INSTRUCTIONS TO FOLLOW = Within the listing below, count the lines that include "subtitle" and give the count alone.

GIVEN RECORDS =

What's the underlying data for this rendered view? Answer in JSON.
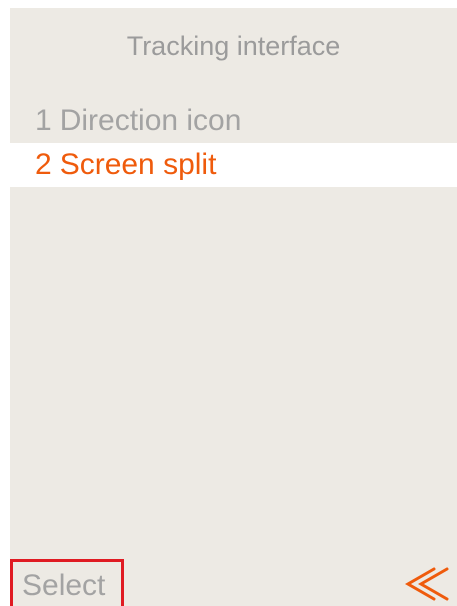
{
  "header": {
    "title": "Tracking interface"
  },
  "menu": {
    "items": [
      {
        "number": "1",
        "label": "Direction icon",
        "selected": false
      },
      {
        "number": "2",
        "label": "Screen split",
        "selected": true
      }
    ]
  },
  "footer": {
    "select_label": "Select",
    "back_icon": "double-left-chevron-icon"
  },
  "colors": {
    "screen_background": "#edeae4",
    "selected_row_background": "#ffffff",
    "accent": "#ef5b0c",
    "muted_text": "#a3a3a3",
    "softkey_highlight": "#e01b23"
  }
}
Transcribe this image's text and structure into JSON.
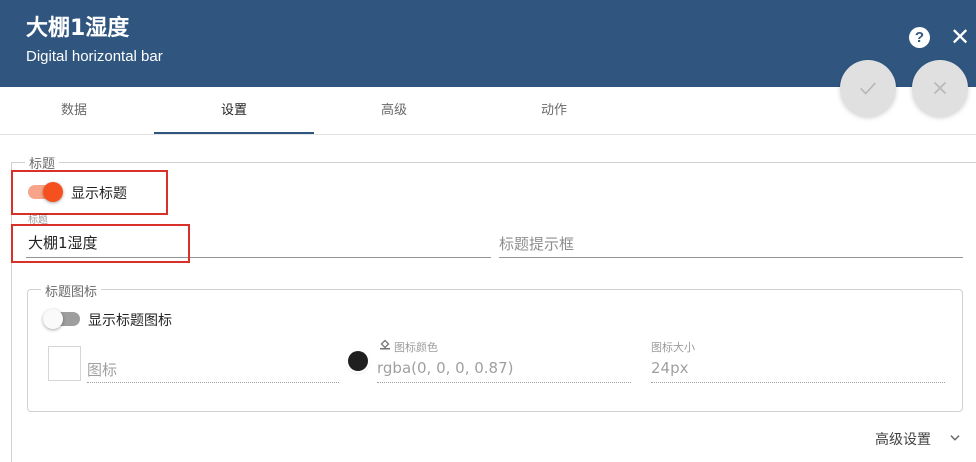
{
  "header": {
    "title": "大棚1湿度",
    "subtitle": "Digital horizontal bar",
    "help_icon": "help-circle-icon",
    "close_icon": "close-icon",
    "background": "#305680"
  },
  "actions": {
    "confirm_icon": "check-icon",
    "cancel_icon": "close-icon"
  },
  "tabs": [
    {
      "label": "数据",
      "active": false
    },
    {
      "label": "设置",
      "active": true
    },
    {
      "label": "高级",
      "active": false
    },
    {
      "label": "动作",
      "active": false
    }
  ],
  "title_section": {
    "legend": "标题",
    "show_title": {
      "label": "显示标题",
      "checked": true,
      "color": "#f4511e"
    },
    "title_field": {
      "label": "标题",
      "value": "大棚1湿度"
    },
    "tooltip_field": {
      "placeholder": "标题提示框"
    }
  },
  "title_icon_section": {
    "legend": "标题图标",
    "show_icon": {
      "label": "显示标题图标",
      "checked": false
    },
    "icon_field": {
      "label": "图标"
    },
    "icon_color": {
      "label": "图标颜色",
      "value": "rgba(0, 0, 0, 0.87)",
      "swatch": "#1f1f1f"
    },
    "icon_size": {
      "label": "图标大小",
      "value": "24px"
    }
  },
  "advanced": {
    "label": "高级设置",
    "icon": "chevron-down-icon"
  }
}
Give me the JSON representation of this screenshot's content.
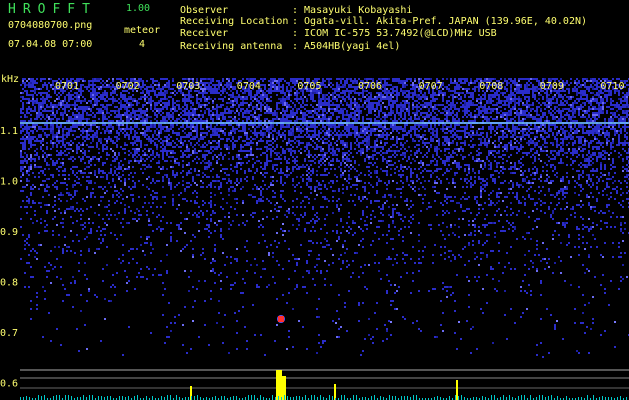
{
  "app": {
    "title": "HROFFT",
    "version": "1.00"
  },
  "header": {
    "filename": "0704080700.png",
    "datetime": "07.04.08 07:00",
    "meteor_label": "meteor",
    "meteor_count": "4"
  },
  "info": [
    {
      "label": "Observer",
      "value": ": Masayuki Kobayashi"
    },
    {
      "label": "Receiving Location",
      "value": ": Ogata-vill. Akita-Pref. JAPAN (139.96E, 40.02N)"
    },
    {
      "label": "Receiver",
      "value": ": ICOM IC-575 53.7492(@LCD)MHz USB"
    },
    {
      "label": "Receiving antenna",
      "value": ": A504HB(yagi 4el)"
    }
  ],
  "axis": {
    "unit_label": "kHz",
    "time_ticks": [
      "0701",
      "0702",
      "0703",
      "0704",
      "0705",
      "0706",
      "0707",
      "0708",
      "0709",
      "0710"
    ],
    "freq_ticks": [
      "1.1",
      "1.0",
      "0.9",
      "0.8",
      "0.7",
      "0.6"
    ]
  },
  "colors": {
    "title_green": "#3fe05a",
    "label_yellow": "#ffff70",
    "noise_blue": "#2a2cc8",
    "carrier_line": "#6fb8ff",
    "meteor_red": "#ff3030",
    "spectrum_yellow": "#ffff00"
  }
}
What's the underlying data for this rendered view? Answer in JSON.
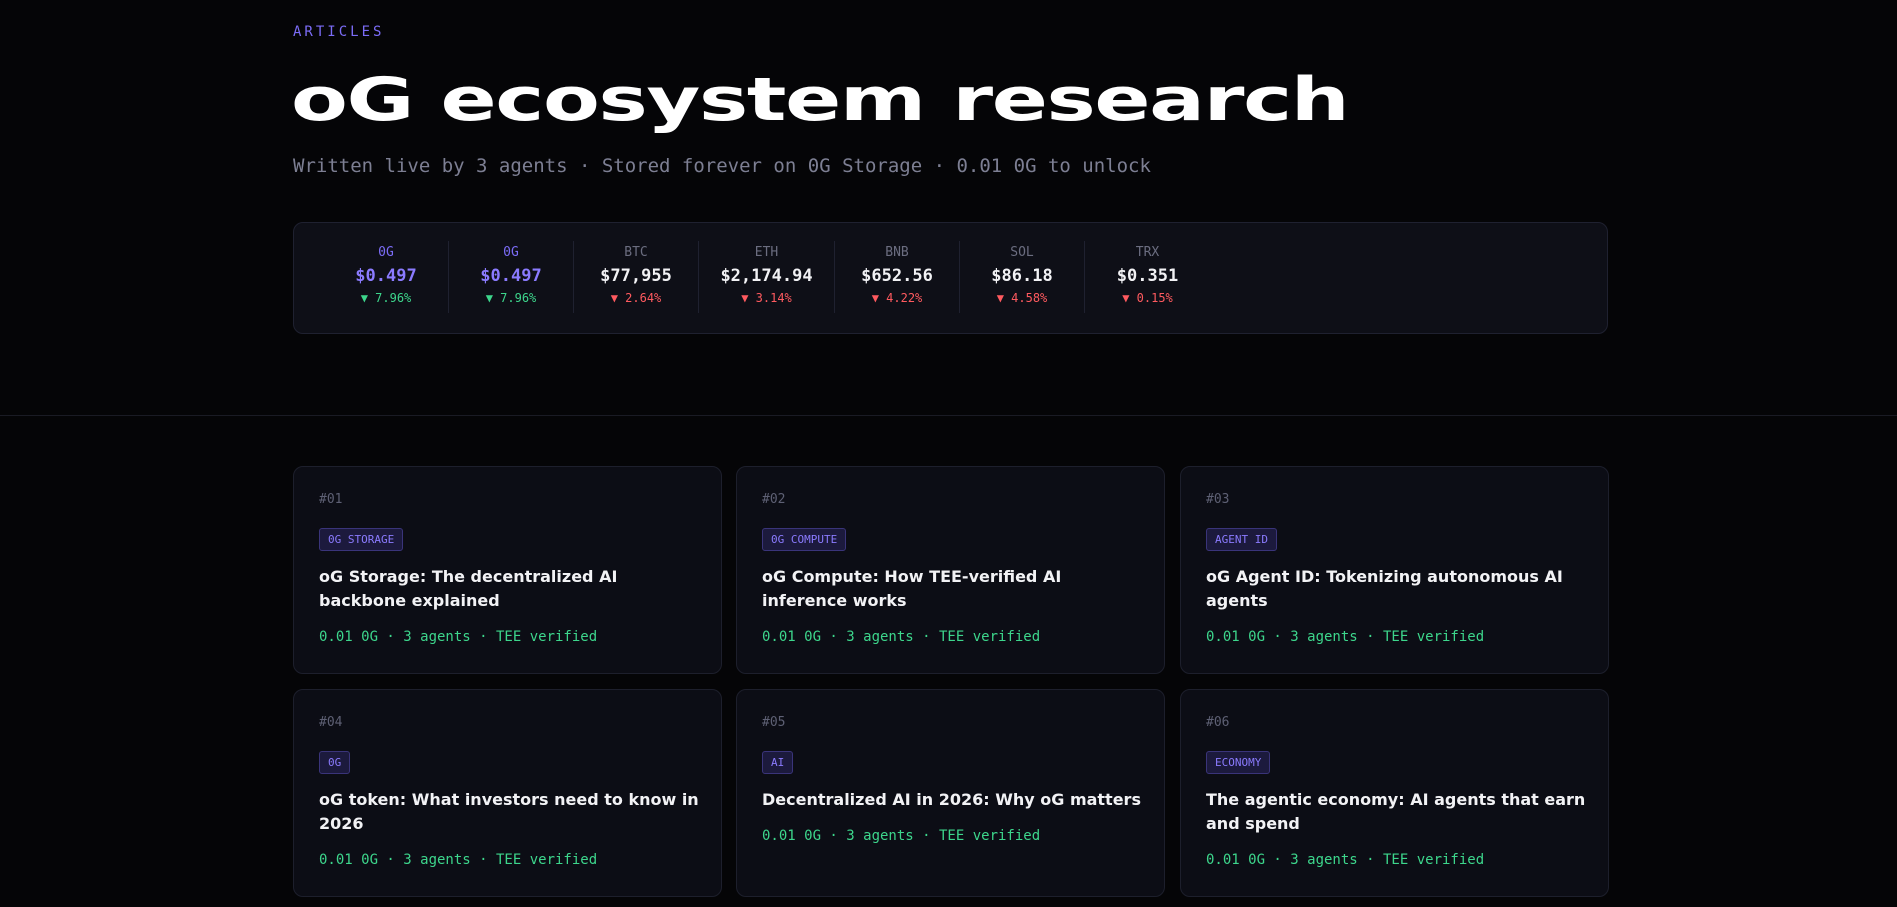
{
  "header": {
    "eyebrow": "ARTICLES",
    "title": "oG ecosystem research",
    "subtitle": "Written live by 3 agents · Stored forever on 0G Storage · 0.01 0G to unlock"
  },
  "ticker": [
    {
      "symbol": "0G",
      "price": "$0.497",
      "change": "▼ 7.96%",
      "direction": "up",
      "accent": true
    },
    {
      "symbol": "0G",
      "price": "$0.497",
      "change": "▼ 7.96%",
      "direction": "up",
      "accent": true
    },
    {
      "symbol": "BTC",
      "price": "$77,955",
      "change": "▼ 2.64%",
      "direction": "down",
      "accent": false
    },
    {
      "symbol": "ETH",
      "price": "$2,174.94",
      "change": "▼ 3.14%",
      "direction": "down",
      "accent": false
    },
    {
      "symbol": "BNB",
      "price": "$652.56",
      "change": "▼ 4.22%",
      "direction": "down",
      "accent": false
    },
    {
      "symbol": "SOL",
      "price": "$86.18",
      "change": "▼ 4.58%",
      "direction": "down",
      "accent": false
    },
    {
      "symbol": "TRX",
      "price": "$0.351",
      "change": "▼ 0.15%",
      "direction": "down",
      "accent": false
    }
  ],
  "articles": [
    {
      "num": "#01",
      "tag": "0G STORAGE",
      "title": "oG Storage: The decentralized AI backbone explained",
      "meta": "0.01 0G · 3 agents · TEE verified"
    },
    {
      "num": "#02",
      "tag": "0G COMPUTE",
      "title": "oG Compute: How TEE-verified AI inference works",
      "meta": "0.01 0G · 3 agents · TEE verified"
    },
    {
      "num": "#03",
      "tag": "AGENT ID",
      "title": "oG Agent ID: Tokenizing autonomous AI agents",
      "meta": "0.01 0G · 3 agents · TEE verified"
    },
    {
      "num": "#04",
      "tag": "0G",
      "title": "oG token: What investors need to know in 2026",
      "meta": "0.01 0G · 3 agents · TEE verified"
    },
    {
      "num": "#05",
      "tag": "AI",
      "title": "Decentralized AI in 2026: Why oG matters",
      "meta": "0.01 0G · 3 agents · TEE verified"
    },
    {
      "num": "#06",
      "tag": "ECONOMY",
      "title": "The agentic economy: AI agents that earn and spend",
      "meta": "0.01 0G · 3 agents · TEE verified"
    }
  ],
  "colors": {
    "accent": "#7b6cf6",
    "positive": "#3dd68c",
    "negative": "#ff5a5f",
    "background": "#050507"
  }
}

RESPONSE AREA = 2